Please return every line in the entries below with the word "restauração" in it.

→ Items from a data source
:::
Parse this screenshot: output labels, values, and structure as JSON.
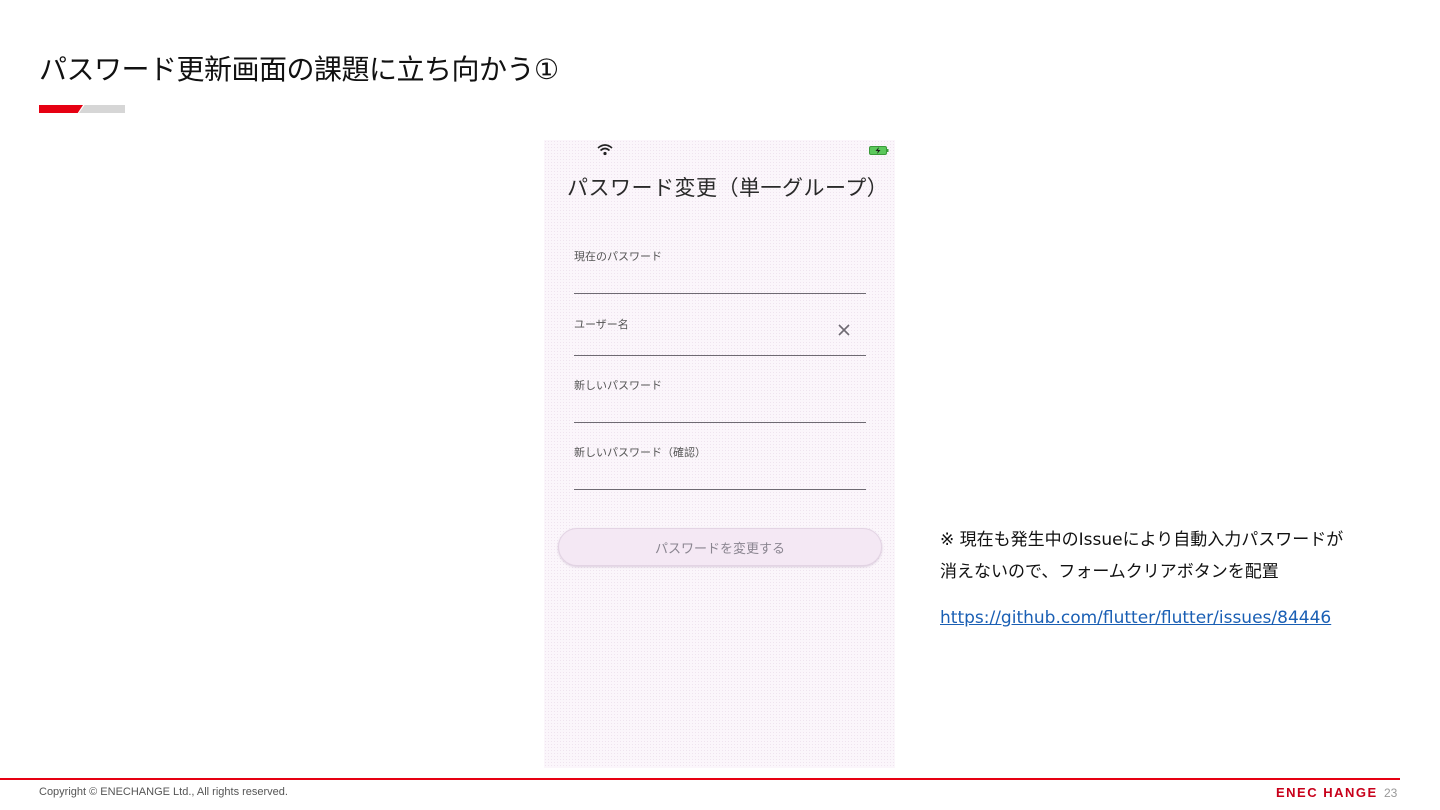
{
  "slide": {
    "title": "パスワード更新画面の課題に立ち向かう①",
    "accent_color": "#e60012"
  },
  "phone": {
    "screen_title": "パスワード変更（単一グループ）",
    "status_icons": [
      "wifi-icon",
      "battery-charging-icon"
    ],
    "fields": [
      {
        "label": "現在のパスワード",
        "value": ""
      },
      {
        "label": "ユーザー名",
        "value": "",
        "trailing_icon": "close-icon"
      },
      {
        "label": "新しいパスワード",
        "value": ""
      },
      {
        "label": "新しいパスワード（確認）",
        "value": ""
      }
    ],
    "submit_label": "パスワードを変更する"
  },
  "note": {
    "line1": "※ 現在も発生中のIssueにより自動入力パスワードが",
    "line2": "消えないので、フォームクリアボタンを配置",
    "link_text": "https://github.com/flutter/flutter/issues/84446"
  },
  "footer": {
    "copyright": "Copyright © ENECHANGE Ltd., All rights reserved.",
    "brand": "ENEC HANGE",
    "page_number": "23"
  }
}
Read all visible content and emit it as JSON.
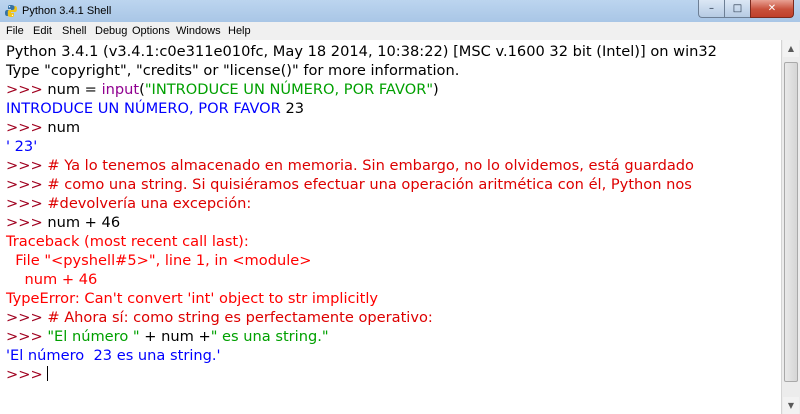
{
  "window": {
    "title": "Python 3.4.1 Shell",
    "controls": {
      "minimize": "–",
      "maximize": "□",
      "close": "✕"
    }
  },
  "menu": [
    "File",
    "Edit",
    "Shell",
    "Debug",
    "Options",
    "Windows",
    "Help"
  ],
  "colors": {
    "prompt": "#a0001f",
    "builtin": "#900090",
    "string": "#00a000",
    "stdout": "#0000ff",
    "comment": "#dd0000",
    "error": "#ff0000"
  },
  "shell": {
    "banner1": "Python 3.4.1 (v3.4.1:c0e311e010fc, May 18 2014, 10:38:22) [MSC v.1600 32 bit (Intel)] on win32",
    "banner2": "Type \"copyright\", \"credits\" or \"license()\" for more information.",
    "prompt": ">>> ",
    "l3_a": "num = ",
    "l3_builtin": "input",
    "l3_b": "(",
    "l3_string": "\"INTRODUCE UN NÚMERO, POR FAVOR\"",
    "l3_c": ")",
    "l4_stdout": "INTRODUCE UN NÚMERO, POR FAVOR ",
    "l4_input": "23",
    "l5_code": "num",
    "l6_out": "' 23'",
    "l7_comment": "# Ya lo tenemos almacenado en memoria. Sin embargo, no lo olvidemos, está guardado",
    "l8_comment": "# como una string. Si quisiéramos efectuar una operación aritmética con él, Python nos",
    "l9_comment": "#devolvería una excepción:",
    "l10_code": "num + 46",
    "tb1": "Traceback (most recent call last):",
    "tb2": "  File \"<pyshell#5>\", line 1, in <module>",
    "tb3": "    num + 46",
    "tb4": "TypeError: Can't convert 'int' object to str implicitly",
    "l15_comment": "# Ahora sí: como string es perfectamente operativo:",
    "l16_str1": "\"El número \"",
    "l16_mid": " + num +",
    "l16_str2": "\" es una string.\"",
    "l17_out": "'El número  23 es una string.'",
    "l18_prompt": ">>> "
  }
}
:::
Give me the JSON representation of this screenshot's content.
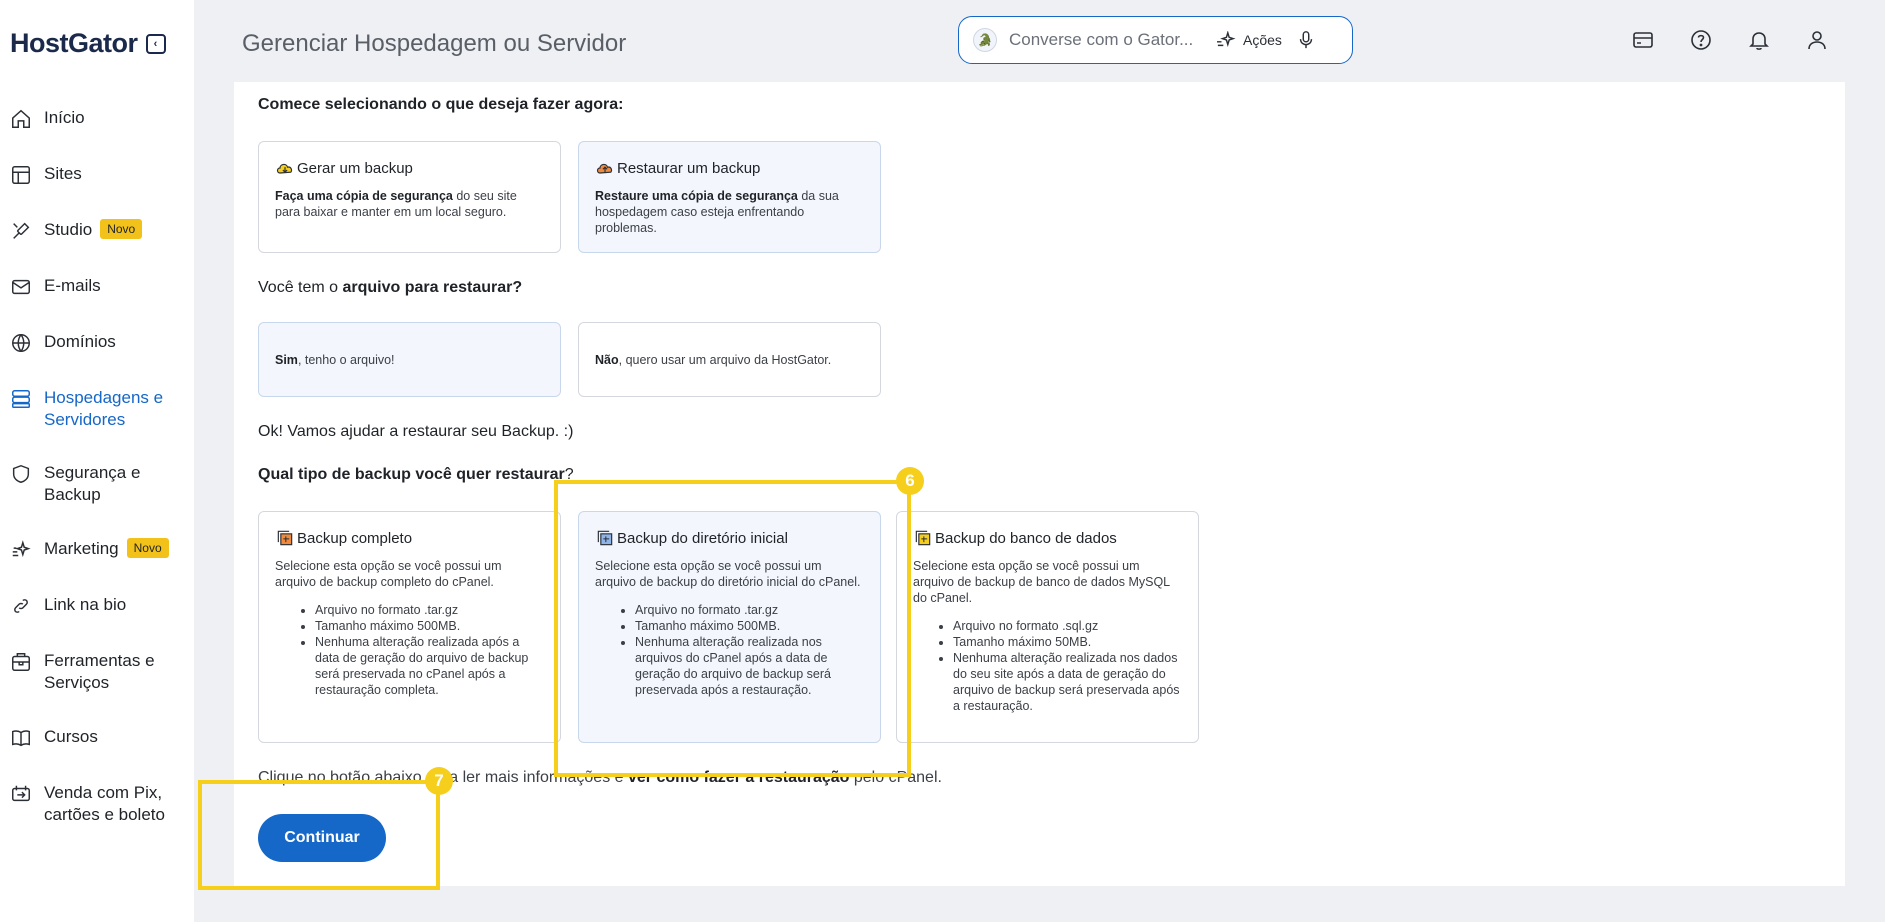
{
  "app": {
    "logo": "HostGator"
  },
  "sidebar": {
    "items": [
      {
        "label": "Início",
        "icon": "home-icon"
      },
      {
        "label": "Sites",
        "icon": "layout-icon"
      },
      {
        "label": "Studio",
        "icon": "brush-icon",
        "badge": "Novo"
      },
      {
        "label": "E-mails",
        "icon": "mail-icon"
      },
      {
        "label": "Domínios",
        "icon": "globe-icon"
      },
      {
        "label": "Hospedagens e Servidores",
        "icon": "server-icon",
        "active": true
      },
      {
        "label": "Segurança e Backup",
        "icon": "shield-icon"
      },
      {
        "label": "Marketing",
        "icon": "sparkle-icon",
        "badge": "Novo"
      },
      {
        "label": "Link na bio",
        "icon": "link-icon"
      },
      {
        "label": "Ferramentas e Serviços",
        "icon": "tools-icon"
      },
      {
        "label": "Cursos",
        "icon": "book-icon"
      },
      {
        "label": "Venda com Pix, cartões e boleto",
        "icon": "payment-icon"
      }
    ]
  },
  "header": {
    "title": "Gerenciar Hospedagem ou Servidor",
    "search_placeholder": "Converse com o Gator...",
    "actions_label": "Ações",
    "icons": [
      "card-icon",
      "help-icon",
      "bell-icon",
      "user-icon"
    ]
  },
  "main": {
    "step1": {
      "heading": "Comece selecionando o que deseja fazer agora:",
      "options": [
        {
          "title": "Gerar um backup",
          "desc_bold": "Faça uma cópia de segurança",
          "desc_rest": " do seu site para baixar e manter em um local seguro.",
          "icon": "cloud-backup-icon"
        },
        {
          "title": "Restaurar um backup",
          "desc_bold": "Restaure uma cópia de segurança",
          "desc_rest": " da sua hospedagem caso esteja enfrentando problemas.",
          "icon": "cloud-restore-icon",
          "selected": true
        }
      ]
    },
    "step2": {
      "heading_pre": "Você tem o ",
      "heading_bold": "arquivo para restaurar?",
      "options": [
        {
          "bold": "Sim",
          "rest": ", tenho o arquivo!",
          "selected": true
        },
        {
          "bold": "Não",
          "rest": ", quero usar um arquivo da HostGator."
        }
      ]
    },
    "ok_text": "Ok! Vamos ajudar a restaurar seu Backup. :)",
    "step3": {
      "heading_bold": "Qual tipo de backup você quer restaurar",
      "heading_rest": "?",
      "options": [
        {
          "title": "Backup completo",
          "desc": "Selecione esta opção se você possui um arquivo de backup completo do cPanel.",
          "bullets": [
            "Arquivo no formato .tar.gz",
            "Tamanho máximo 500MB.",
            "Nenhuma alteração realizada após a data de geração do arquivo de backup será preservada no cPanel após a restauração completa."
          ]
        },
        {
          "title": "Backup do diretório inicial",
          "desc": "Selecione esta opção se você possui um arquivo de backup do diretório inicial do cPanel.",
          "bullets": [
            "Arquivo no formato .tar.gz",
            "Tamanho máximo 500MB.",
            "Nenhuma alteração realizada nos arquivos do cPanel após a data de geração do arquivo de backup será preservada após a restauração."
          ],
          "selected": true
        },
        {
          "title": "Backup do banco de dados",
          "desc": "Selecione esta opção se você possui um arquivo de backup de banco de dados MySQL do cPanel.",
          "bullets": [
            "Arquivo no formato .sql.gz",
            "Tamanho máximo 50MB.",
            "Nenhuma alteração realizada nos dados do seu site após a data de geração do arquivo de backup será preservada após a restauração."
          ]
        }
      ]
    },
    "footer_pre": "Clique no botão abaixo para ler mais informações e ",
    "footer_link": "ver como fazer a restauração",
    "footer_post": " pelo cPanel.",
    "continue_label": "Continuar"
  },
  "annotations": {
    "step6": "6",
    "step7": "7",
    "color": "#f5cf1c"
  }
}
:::
→ Task solution
            "Nenhuma alteração realizada após a data de geração do arquivo de backup será preservada no cPanel após a restauração completa."
            "Nenhuma alteração realizada nos arquivos do cPanel após a data de geração do arquivo de backup será preservada após a restauração."
            "Nenhuma alteração realizada nos dados do seu site após a data de geração do arquivo de backup será preservada após a restauração."
    "footer_link": "ver como fazer a restauração",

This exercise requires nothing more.